So by watching the visible nymphs, I learn how to better read what my sighter or suspender is showing me. I learn to manipulate the line and rod for better drifts, and I learn what the surface currents may signal about the river below.

Also, just like the visible dry fly, adding a second, more natural fly paired with the visible nymph often results in a lot of hookups.


I’ve found that I catch more fish on streamers when I don’t see the fly. But I love watching a streamer. I used to strip too fast, keeping my streamer high in the water column, just so I could watch it dance in concert with my strips and jerks. Many anglers have the same habit.

Decades ago I read Joe Humphreys’ book Trout Tactics and found his tip for trailing a dark, natural streamer behind a more visible one. Problem solved. I’ve been doing it ever since. I like a white or tan upper fly, sometimes flashy, usually small, and tie it about 24-30 inches above the lower fly. I watch the upper fly in the water, but I have a very good idea about where my lower fly is and how it’s moving.

READ: Troutbitten | Pat Burke on the Sighter Streamer

The added benefit of course, is that some days, trout are all over the upper fly too.

Fish on.

Enjoy the day.
Domenick Swentosky


Read All of the Fifty Tips Series

What do you think?

4 Comment threads
3 Thread replies
Most reacted comment
Hottest comment thread
3 Comment authors
  Follow the comments on this article.  
Notify of

Just did the hopper dropper rig today, and I was catching all kinds of fish once I did that.


A sighter streamer. Never heard of it, but it makes sense. This older dog is going to try a new trick.
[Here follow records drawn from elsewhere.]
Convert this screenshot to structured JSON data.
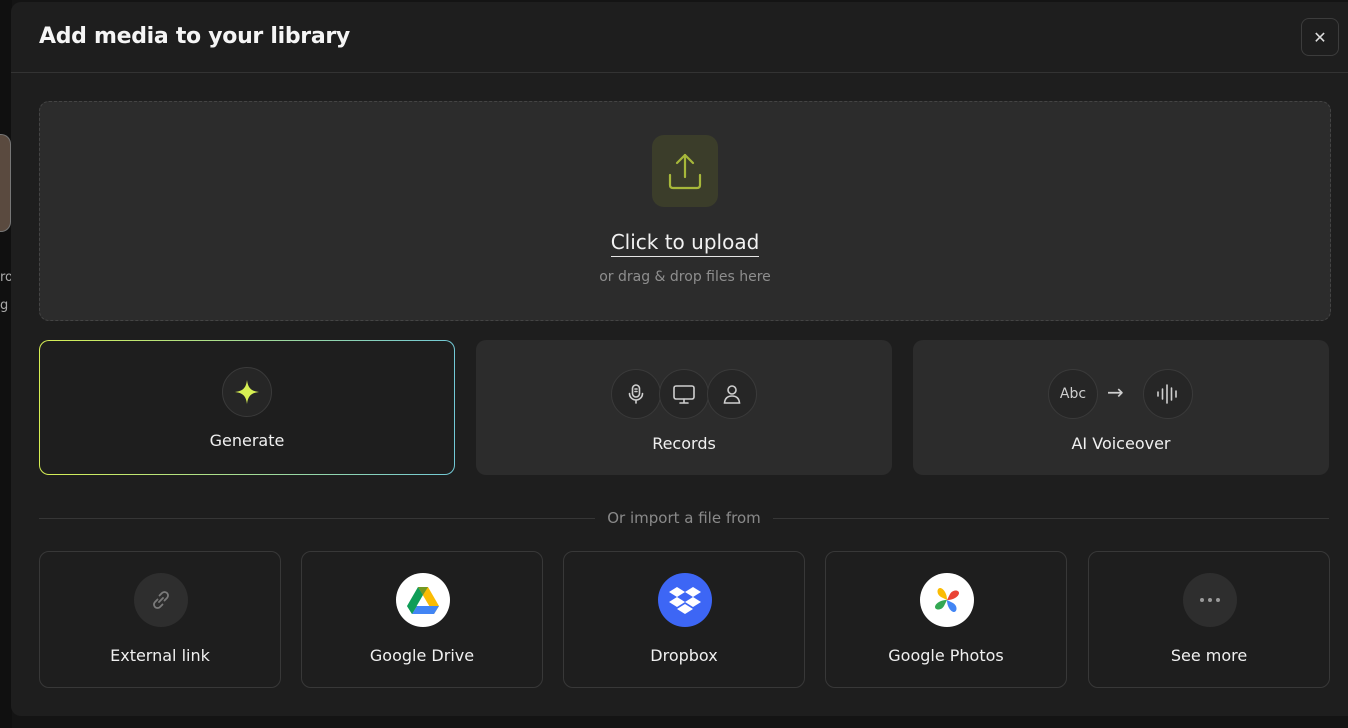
{
  "backdrop": {
    "text_line_1": "ro",
    "text_line_2": "g"
  },
  "modal": {
    "title": "Add media to your library",
    "close_symbol": "✕"
  },
  "upload": {
    "icon": "upload-icon",
    "label": "Click to upload",
    "subtext": "or drag & drop files here"
  },
  "actions": [
    {
      "id": "generate",
      "label": "Generate",
      "icons": [
        "sparkle-icon"
      ]
    },
    {
      "id": "records",
      "label": "Records",
      "icons": [
        "microphone-icon",
        "monitor-icon",
        "user-icon"
      ]
    },
    {
      "id": "ai-voiceover",
      "label": "AI Voiceover",
      "text_chip": "Abc",
      "arrow": "→",
      "icons": [
        "text-chip",
        "arrow-icon",
        "waveform-icon"
      ]
    }
  ],
  "import": {
    "divider_text": "Or import a file from",
    "sources": [
      {
        "label": "External link",
        "icon": "link-icon"
      },
      {
        "label": "Google Drive",
        "icon": "google-drive-icon"
      },
      {
        "label": "Dropbox",
        "icon": "dropbox-icon"
      },
      {
        "label": "Google Photos",
        "icon": "google-photos-icon"
      },
      {
        "label": "See more",
        "icon": "more-dots-icon"
      }
    ]
  },
  "colors": {
    "background": "#1e1e1e",
    "card": "#2c2c2c",
    "accent_yellow": "#d7ef53",
    "accent_teal": "#72c9d6",
    "dropbox_blue": "#3d66f5"
  }
}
Would you post a few sighter streamer patterns?


Wouldn’t sink enough for me.

Domenick Swentosky

Hi. I'm a father of two young boys, a husband, author, fly fishing guide and a musician. I fish for wild brown trout in the cool limestone waters of Central Pennsylvania year round. This is my home, and I love it. Friends. Family. And the river.
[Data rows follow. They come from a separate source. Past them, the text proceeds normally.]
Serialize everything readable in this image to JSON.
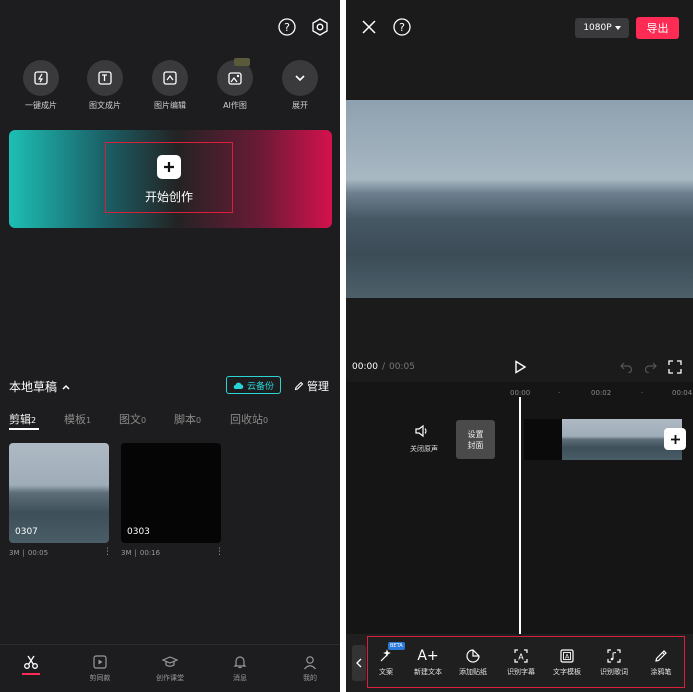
{
  "left": {
    "quick_actions": [
      {
        "label": "一键成片",
        "icon": "one-click-video-icon"
      },
      {
        "label": "图文成片",
        "icon": "text-to-video-icon"
      },
      {
        "label": "图片编辑",
        "icon": "image-edit-icon"
      },
      {
        "label": "AI作图",
        "icon": "ai-image-icon"
      },
      {
        "label": "展开",
        "icon": "chevron-down-icon"
      }
    ],
    "hero_label": "开始创作",
    "drafts_title": "本地草稿",
    "cloud_backup": "云备份",
    "manage": "管理",
    "tabs": [
      {
        "label": "剪辑",
        "count": "2"
      },
      {
        "label": "模板",
        "count": "1"
      },
      {
        "label": "图文",
        "count": "0"
      },
      {
        "label": "脚本",
        "count": "0"
      },
      {
        "label": "回收站",
        "count": "0"
      }
    ],
    "drafts": [
      {
        "name": "0307",
        "size": "3M",
        "duration": "00:05"
      },
      {
        "name": "0303",
        "size": "3M",
        "duration": "00:16"
      }
    ],
    "bottom_nav": [
      {
        "label": "",
        "icon": "scissors-icon"
      },
      {
        "label": "剪同款",
        "icon": "template-icon"
      },
      {
        "label": "创作课堂",
        "icon": "graduation-cap-icon"
      },
      {
        "label": "消息",
        "icon": "bell-icon"
      },
      {
        "label": "我的",
        "icon": "profile-icon"
      }
    ]
  },
  "right": {
    "resolution": "1080P",
    "export": "导出",
    "time_current": "00:00",
    "time_separator": "/",
    "time_total": "00:05",
    "ruler_marks": [
      "00:00",
      "·",
      "00:02",
      "·",
      "00:04"
    ],
    "mute_label": "关闭原声",
    "cover_label_line1": "设置",
    "cover_label_line2": "封面",
    "beta": "BETA",
    "tools": [
      {
        "label": "文案",
        "icon": "magic-pen-icon"
      },
      {
        "label": "新建文本",
        "icon": "new-text-icon"
      },
      {
        "label": "添加贴纸",
        "icon": "sticker-icon"
      },
      {
        "label": "识别字幕",
        "icon": "recognize-subtitle-icon"
      },
      {
        "label": "文字模板",
        "icon": "text-template-icon"
      },
      {
        "label": "识别歌词",
        "icon": "recognize-lyrics-icon"
      },
      {
        "label": "涂鸦笔",
        "icon": "brush-icon"
      }
    ]
  },
  "colors": {
    "accent": "#fe2c55",
    "highlight_box": "#d91f3c",
    "cloud": "#2ad4d4"
  }
}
summertime fishing Fly Casting Fly Fishing Oakiewear hiking front ended patience fighting fish Euro-Nymphing skunked History fishing tips Presentations Night Tippet Rings walking tracks Fish Hard tenkara nymphs BadMoFo Rich silence leaders time gear knots Pennsylvania fishing with kids wet fly fishing last cast come on man home-stream nymphing tips waders fly patterns family Industry Stuff PA Gold etiquette wet flies Press streamside Stockies comp fishing mud Night Fishing brookies brown trout spawning Namer DJS tight lining Galloup tippet spot burning the Mono Rig Weather suspender fishing Dry-Dropper cookout summer dog Float Fishing winter fly fishing ice float wading poetry DHALO big fish backcountry Mystery regulations friendship Sawyer Little Juniata River musician Big Trout Grobe Central PA Orvis George Harvey wading boots Fifty Tips How it Started friends dorsey yarn indicator Aiden Wild Mushrooms bite windows Ask an Expert dry fly fishing small streams bar boots tight line nymphing Quote indicator fishing Troutbitten Fly Box big brown trout net fly box Burke mono rig Bad Mother Whiskey Drinker casting TU Baseball science matters Trout Unlimited winter fishing fly tying beadhead dry flies Joey Streamer fishing Grandfather Peace One Great Tip dead drift conservation wild trout stocked trout Fly rods night-sighter Davy Wotten Memories reading water stinky bass simplicity PFBC fly line Discovery It's just fishing Trust philosophy angler types split shot Buggers indicator nymphing explore public land DIY mistakes winter favorite giveaway Floating Boat Wild Brown Trout PSA mayfly carp brush fishing rookies boys rigs fall mousing Camping Resources thunderstorm Whiskey Jeff droppers Christmas Lights tiny flies rules photography camera nymphing tightline trout bum Spring Creek Headbanger Sculpin travel flies wildlife BES catch and release Gierach efficiency Streamers Dylan Wild vs Stocked solitude marginal water Backing Barrel George Daniel tips Sighter backcast club fishing montana Dad